I’m very relaxed when I look ahead at the future of our industry, even more so when it comes to our company. For the last two years, I’ve reiterated that our strategy is to “survive and then thrive.” Through a lot of deliberate actions and decisions on our part, we’ve done very well in the survival phase. When you look at our earnings going up almost tenfold, it’s significant. We went from $46 million in 2020 through 2022 to $425 million in 2023, a tenfold increase. If we continue to see our earnings come roaring back as part of this recovery, we’ll be in a great position to move from “survive” to “thrive.” By 2025 or 2026, I will be very proud of what we did and feel good about proving wrong those who were convinced we wouldn’t make it.

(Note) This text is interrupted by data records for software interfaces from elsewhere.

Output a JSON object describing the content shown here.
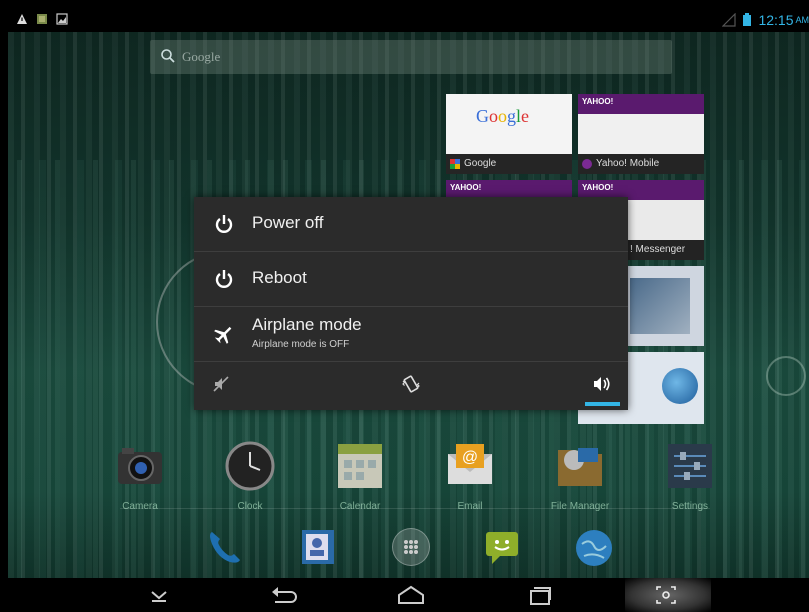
{
  "status_bar": {
    "time": "12:15",
    "ampm": "AM",
    "left_icons": [
      "warning-icon",
      "sd-card-icon",
      "image-icon"
    ],
    "right_icons": [
      "signal-icon",
      "battery-icon"
    ]
  },
  "search": {
    "placeholder": "Google"
  },
  "recents": [
    {
      "label": "Google",
      "logo": "Google"
    },
    {
      "label": "Yahoo! Mobile",
      "logo": "YAHOO!"
    },
    {
      "label": "! Messenger",
      "logo": "YAHOO!"
    },
    {
      "label": "",
      "logo": "YAHOO!"
    }
  ],
  "power_dialog": {
    "items": [
      {
        "label": "Power off",
        "icon": "power-icon"
      },
      {
        "label": "Reboot",
        "icon": "power-icon"
      },
      {
        "label": "Airplane mode",
        "sub": "Airplane mode is OFF",
        "icon": "airplane-icon"
      }
    ],
    "sound_modes": [
      "silent-icon",
      "vibrate-icon",
      "sound-on-icon"
    ],
    "selected_mode": "sound-on-icon"
  },
  "apps": [
    {
      "label": "Camera"
    },
    {
      "label": "Clock"
    },
    {
      "label": "Calendar"
    },
    {
      "label": "Email"
    },
    {
      "label": "File Manager"
    },
    {
      "label": "Settings"
    }
  ],
  "dock": [
    "phone-icon",
    "contacts-icon",
    "all-apps-icon",
    "messaging-icon",
    "browser-icon"
  ],
  "nav": [
    "hide-keyboard-icon",
    "back-icon",
    "home-icon",
    "recents-icon",
    "screenshot-icon"
  ],
  "colors": {
    "accent": "#33b5e5",
    "dialog_bg": "#2b2b2b"
  }
}
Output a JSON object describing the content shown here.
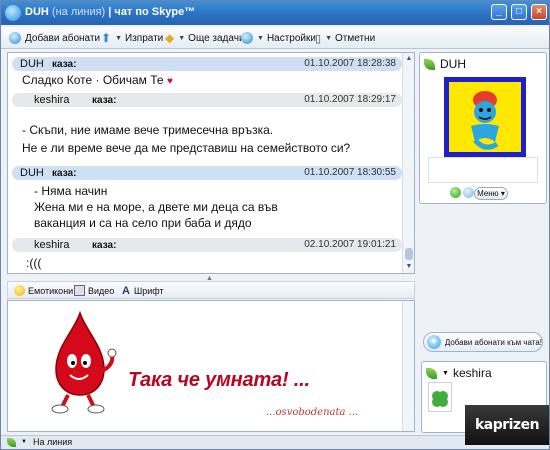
{
  "window": {
    "title_main": "DUH",
    "title_status": "(на линия)",
    "title_suffix": "| чат по Skype™"
  },
  "toolbar": {
    "add_contacts": "Добави абонати",
    "send": "Изпрати",
    "more_tasks": "Още задачи",
    "settings": "Настройки",
    "mark": "Отметни"
  },
  "chat": {
    "messages": [
      {
        "sender": "DUH",
        "says": "каза:",
        "time": "01.10.2007 18:28:38",
        "lines": [
          "Сладко Коте · Обичам Те"
        ]
      },
      {
        "sender": "keshira",
        "says": "каза:",
        "time": "01.10.2007 18:29:17",
        "lines": [
          "- Скъпи, ние имаме вече тримесечна връзка.",
          "Не е ли време вече да ме представиш на семейството си?"
        ]
      },
      {
        "sender": "DUH",
        "says": "каза:",
        "time": "01.10.2007 18:30:55",
        "lines": [
          "- Няма начин",
          "Жена ми е на море, а двете ми деца са във",
          "ваканция и са на село при баба и дядо"
        ]
      },
      {
        "sender": "keshira",
        "says": "каза:",
        "time": "02.10.2007 19:01:21",
        "lines": [
          ":((("
        ]
      }
    ]
  },
  "input_bar": {
    "emoticons": "Емотикони",
    "video": "Видео",
    "font": "Шрифт"
  },
  "input": {
    "big_text": "Така че умната! ...",
    "signature": "...osvobodenata ..."
  },
  "contact": {
    "name": "DUH",
    "menu": "Меню"
  },
  "add_to_chat": "Добави абонати към чата!",
  "self_contact": {
    "name": "keshira"
  },
  "status": {
    "text": "На линия"
  },
  "watermark": "kaprizen",
  "colors": {
    "accent": "#2b6fc0",
    "header_blue": "#cfe0f4",
    "header_grey": "#e6e8ec",
    "big_text": "#b8061e"
  }
}
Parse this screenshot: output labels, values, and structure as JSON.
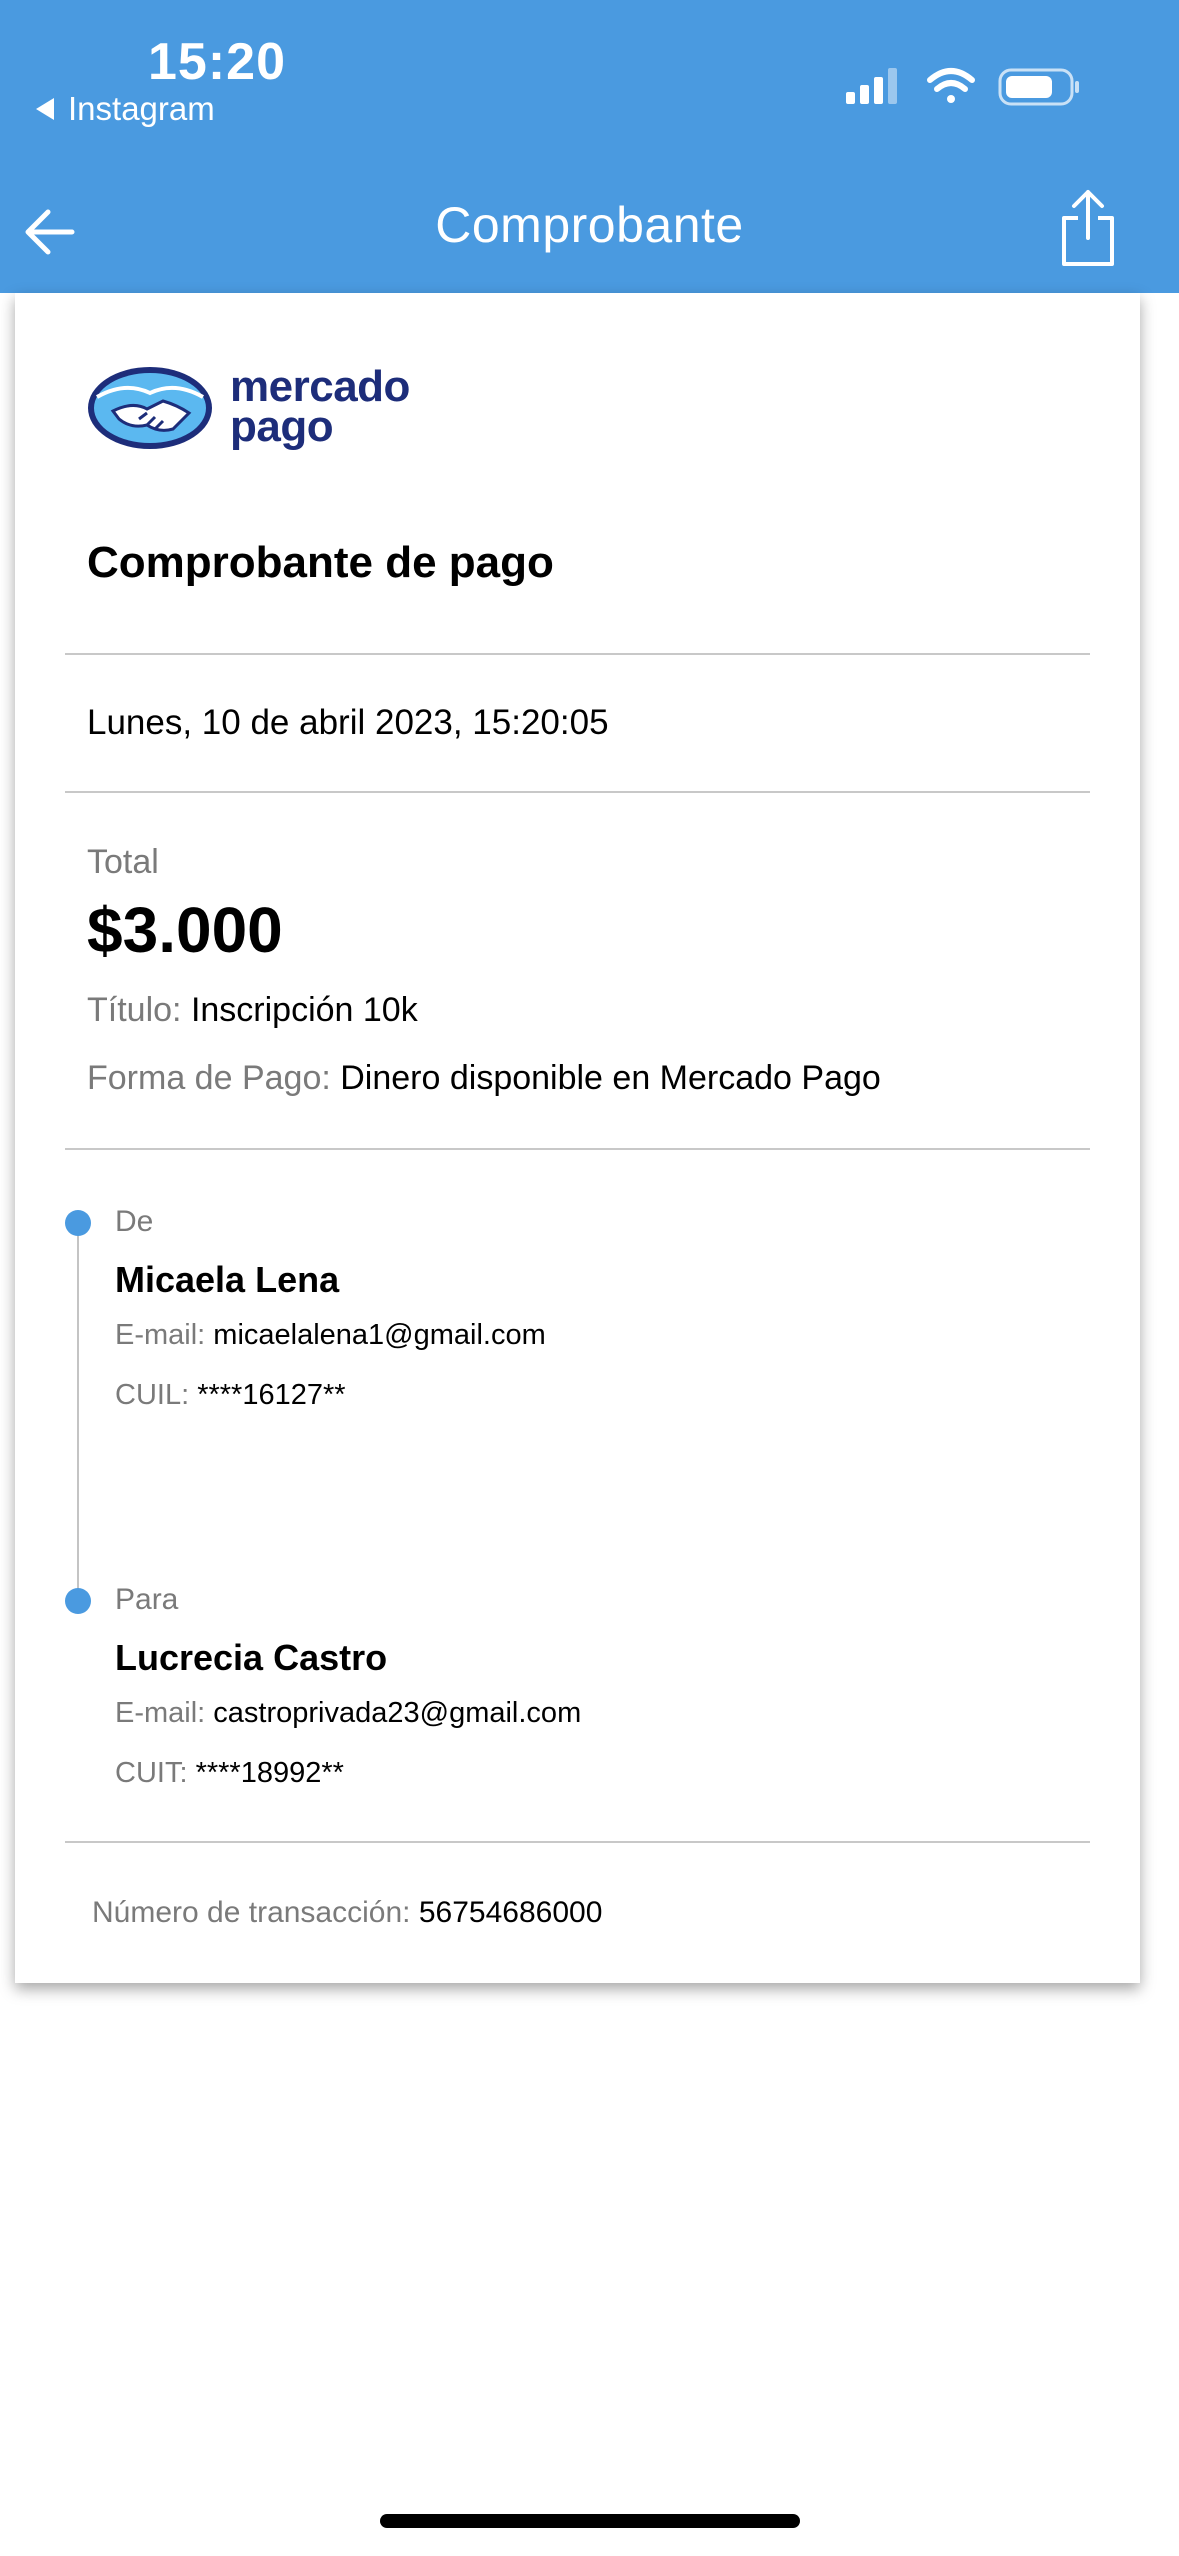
{
  "status_bar": {
    "time": "15:20",
    "back_app": "Instagram",
    "icons": [
      "signal-icon",
      "wifi-icon",
      "battery-icon"
    ]
  },
  "nav": {
    "title": "Comprobante",
    "back_icon": "arrow-left-icon",
    "share_icon": "share-icon"
  },
  "receipt": {
    "logo_text_line1": "mercado",
    "logo_text_line2": "pago",
    "title": "Comprobante de pago",
    "date": "Lunes, 10 de abril 2023, 15:20:05",
    "total_label": "Total",
    "total_amount": "$3.000",
    "titulo_label": "Título:",
    "titulo_value": "Inscripción 10k",
    "forma_label": "Forma de Pago:",
    "forma_value": "Dinero disponible en Mercado Pago",
    "from": {
      "label": "De",
      "name": "Micaela Lena",
      "email_label": "E-mail:",
      "email": "micaelalena1@gmail.com",
      "id_label": "CUIL:",
      "id_value": "****16127**"
    },
    "to": {
      "label": "Para",
      "name": "Lucrecia Castro",
      "email_label": "E-mail:",
      "email": "castroprivada23@gmail.com",
      "id_label": "CUIT:",
      "id_value": "****18992**"
    },
    "transaction_label": "Número de transacción:",
    "transaction_number": "56754686000"
  },
  "colors": {
    "header": "#4a9ae0",
    "brand_navy": "#1d2d7a",
    "brand_light_blue": "#5bb8f0"
  }
}
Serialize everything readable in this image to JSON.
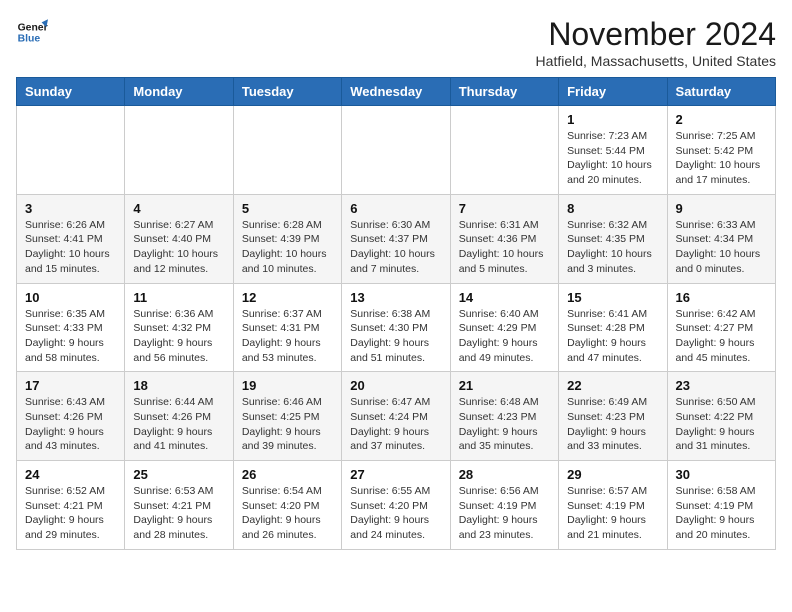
{
  "logo": {
    "line1": "General",
    "line2": "Blue"
  },
  "title": "November 2024",
  "location": "Hatfield, Massachusetts, United States",
  "days_of_week": [
    "Sunday",
    "Monday",
    "Tuesday",
    "Wednesday",
    "Thursday",
    "Friday",
    "Saturday"
  ],
  "weeks": [
    [
      {
        "day": "",
        "info": ""
      },
      {
        "day": "",
        "info": ""
      },
      {
        "day": "",
        "info": ""
      },
      {
        "day": "",
        "info": ""
      },
      {
        "day": "",
        "info": ""
      },
      {
        "day": "1",
        "info": "Sunrise: 7:23 AM\nSunset: 5:44 PM\nDaylight: 10 hours\nand 20 minutes."
      },
      {
        "day": "2",
        "info": "Sunrise: 7:25 AM\nSunset: 5:42 PM\nDaylight: 10 hours\nand 17 minutes."
      }
    ],
    [
      {
        "day": "3",
        "info": "Sunrise: 6:26 AM\nSunset: 4:41 PM\nDaylight: 10 hours\nand 15 minutes."
      },
      {
        "day": "4",
        "info": "Sunrise: 6:27 AM\nSunset: 4:40 PM\nDaylight: 10 hours\nand 12 minutes."
      },
      {
        "day": "5",
        "info": "Sunrise: 6:28 AM\nSunset: 4:39 PM\nDaylight: 10 hours\nand 10 minutes."
      },
      {
        "day": "6",
        "info": "Sunrise: 6:30 AM\nSunset: 4:37 PM\nDaylight: 10 hours\nand 7 minutes."
      },
      {
        "day": "7",
        "info": "Sunrise: 6:31 AM\nSunset: 4:36 PM\nDaylight: 10 hours\nand 5 minutes."
      },
      {
        "day": "8",
        "info": "Sunrise: 6:32 AM\nSunset: 4:35 PM\nDaylight: 10 hours\nand 3 minutes."
      },
      {
        "day": "9",
        "info": "Sunrise: 6:33 AM\nSunset: 4:34 PM\nDaylight: 10 hours\nand 0 minutes."
      }
    ],
    [
      {
        "day": "10",
        "info": "Sunrise: 6:35 AM\nSunset: 4:33 PM\nDaylight: 9 hours\nand 58 minutes."
      },
      {
        "day": "11",
        "info": "Sunrise: 6:36 AM\nSunset: 4:32 PM\nDaylight: 9 hours\nand 56 minutes."
      },
      {
        "day": "12",
        "info": "Sunrise: 6:37 AM\nSunset: 4:31 PM\nDaylight: 9 hours\nand 53 minutes."
      },
      {
        "day": "13",
        "info": "Sunrise: 6:38 AM\nSunset: 4:30 PM\nDaylight: 9 hours\nand 51 minutes."
      },
      {
        "day": "14",
        "info": "Sunrise: 6:40 AM\nSunset: 4:29 PM\nDaylight: 9 hours\nand 49 minutes."
      },
      {
        "day": "15",
        "info": "Sunrise: 6:41 AM\nSunset: 4:28 PM\nDaylight: 9 hours\nand 47 minutes."
      },
      {
        "day": "16",
        "info": "Sunrise: 6:42 AM\nSunset: 4:27 PM\nDaylight: 9 hours\nand 45 minutes."
      }
    ],
    [
      {
        "day": "17",
        "info": "Sunrise: 6:43 AM\nSunset: 4:26 PM\nDaylight: 9 hours\nand 43 minutes."
      },
      {
        "day": "18",
        "info": "Sunrise: 6:44 AM\nSunset: 4:26 PM\nDaylight: 9 hours\nand 41 minutes."
      },
      {
        "day": "19",
        "info": "Sunrise: 6:46 AM\nSunset: 4:25 PM\nDaylight: 9 hours\nand 39 minutes."
      },
      {
        "day": "20",
        "info": "Sunrise: 6:47 AM\nSunset: 4:24 PM\nDaylight: 9 hours\nand 37 minutes."
      },
      {
        "day": "21",
        "info": "Sunrise: 6:48 AM\nSunset: 4:23 PM\nDaylight: 9 hours\nand 35 minutes."
      },
      {
        "day": "22",
        "info": "Sunrise: 6:49 AM\nSunset: 4:23 PM\nDaylight: 9 hours\nand 33 minutes."
      },
      {
        "day": "23",
        "info": "Sunrise: 6:50 AM\nSunset: 4:22 PM\nDaylight: 9 hours\nand 31 minutes."
      }
    ],
    [
      {
        "day": "24",
        "info": "Sunrise: 6:52 AM\nSunset: 4:21 PM\nDaylight: 9 hours\nand 29 minutes."
      },
      {
        "day": "25",
        "info": "Sunrise: 6:53 AM\nSunset: 4:21 PM\nDaylight: 9 hours\nand 28 minutes."
      },
      {
        "day": "26",
        "info": "Sunrise: 6:54 AM\nSunset: 4:20 PM\nDaylight: 9 hours\nand 26 minutes."
      },
      {
        "day": "27",
        "info": "Sunrise: 6:55 AM\nSunset: 4:20 PM\nDaylight: 9 hours\nand 24 minutes."
      },
      {
        "day": "28",
        "info": "Sunrise: 6:56 AM\nSunset: 4:19 PM\nDaylight: 9 hours\nand 23 minutes."
      },
      {
        "day": "29",
        "info": "Sunrise: 6:57 AM\nSunset: 4:19 PM\nDaylight: 9 hours\nand 21 minutes."
      },
      {
        "day": "30",
        "info": "Sunrise: 6:58 AM\nSunset: 4:19 PM\nDaylight: 9 hours\nand 20 minutes."
      }
    ]
  ]
}
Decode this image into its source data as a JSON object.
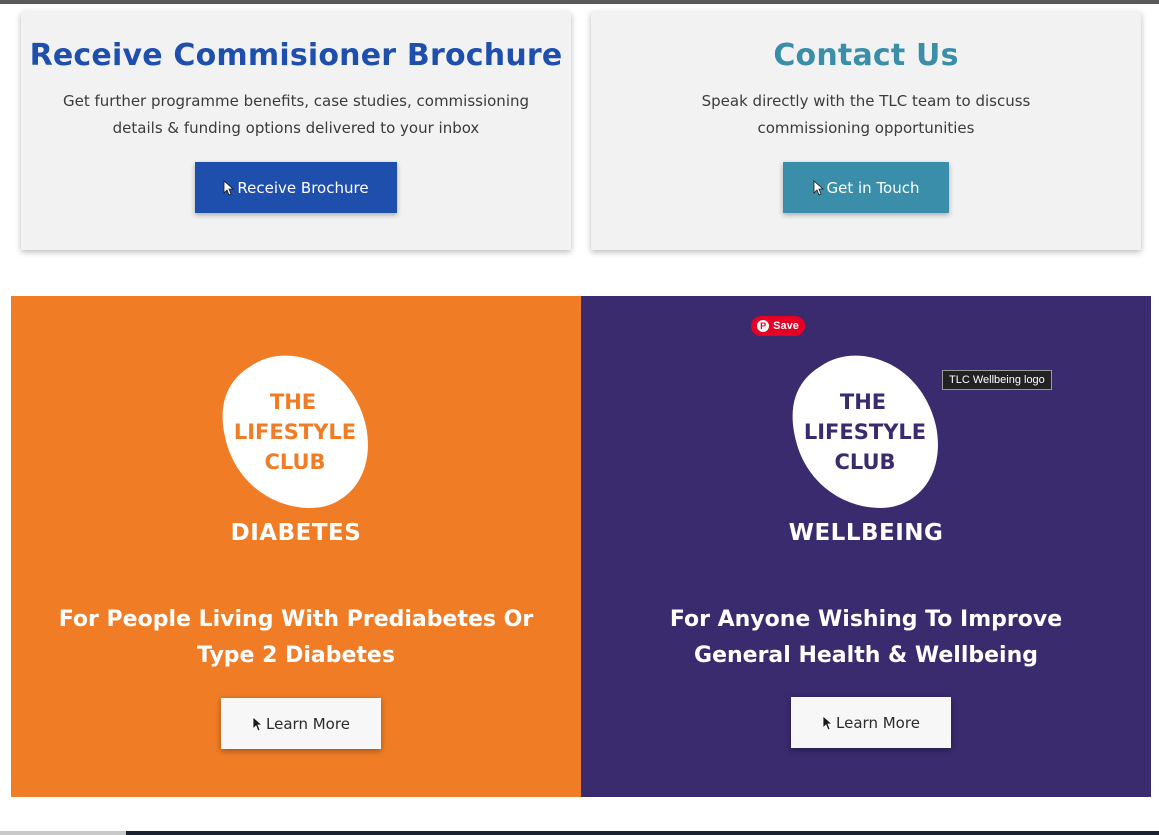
{
  "brochure_card": {
    "title": "Receive Commisioner Brochure",
    "description": "Get further programme benefits, case studies, commissioning details & funding options delivered to your inbox",
    "button_label": "Receive Brochure",
    "title_color": "#1f4fad",
    "button_color": "#1f4fad"
  },
  "contact_card": {
    "title": "Contact Us",
    "description": "Speak directly with the TLC team to discuss commissioning opportunities",
    "button_label": "Get in Touch",
    "title_color": "#3a8eaa",
    "button_color": "#3a8eaa"
  },
  "diabetes_panel": {
    "logo_lines": [
      "THE",
      "LIFESTYLE",
      "CLUB"
    ],
    "logo_sub": "DIABETES",
    "tagline": "For People Living With Prediabetes Or Type 2 Diabetes",
    "button_label": "Learn More",
    "background": "#f07d26"
  },
  "wellbeing_panel": {
    "logo_lines": [
      "THE",
      "LIFESTYLE",
      "CLUB"
    ],
    "logo_sub": "WELLBEING",
    "tagline": "For Anyone Wishing To Improve General Health & Wellbeing",
    "button_label": "Learn More",
    "background": "#3a2a6e"
  },
  "pinterest": {
    "save_label": "Save",
    "icon": "pinterest-icon"
  },
  "tooltip": {
    "text": "TLC Wellbeing logo"
  },
  "icons": {
    "cursor": "cursor-arrow-icon"
  }
}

Are there any acquisition targets that look interesting for AMC?

I’ve been running AMC for over eight and a half years, and in that time, we’ve made three significant acquisitions. Even more recently, we’ve quietly done some strategic pickups. We bought Cinetopia, a small chain out of Portland, Oregon, in 2019. We picked up around a third of Arclight’s locations, half of Bow Tie, and several sites from Reading since the pandemic. Our eyes are always open. We never want to overpay, so we must be cautious about where we direct our cash.

Looking ahead to the next two and a half years, we’ll likely add more locations via acquisition. There will be failing circuits in that span because much of this industry was propped up by government assistance two years ago when Congress approved money for all the small theaters in the United States. If you were a public company or had locations in more than 10 states, you were ineligible to receive government support. Some chains that survived only did so because Congress bailed them out. Congress is not going to be around to bail them out this time. That’s why I expect to see more acquisition opportunities for us in the coming years; several circuits are already for sale.

As you can imagine, we get a call whenever there’s a circuit up for sale. There are several things we have to assess. Number one, what’s the condition of the theaters? To what extent do they compete with us? If they don’t compete with us, it’s an easy pickup from an antitrust point of view. If they’re right across the street from one of our locations, that will be a problem. Third, what’s the price? Is it a good buy or not? And finally, fourth, in the grand scheme of things, where are we in terms of keeping our cash reserves ample and flush? I think it’s far more important that we keep our bank balances strong than adding 14 more movie theaters. It’s not like we need 14 more theaters to be the largest player in the United States. Our market share is about two-thirds bigger than the second-largest player in the U.S. right now. While acquisitions are possible, it’s not our company’s most immediate strategic objective at the moment.

J. Sperling Reich
Daniel Loria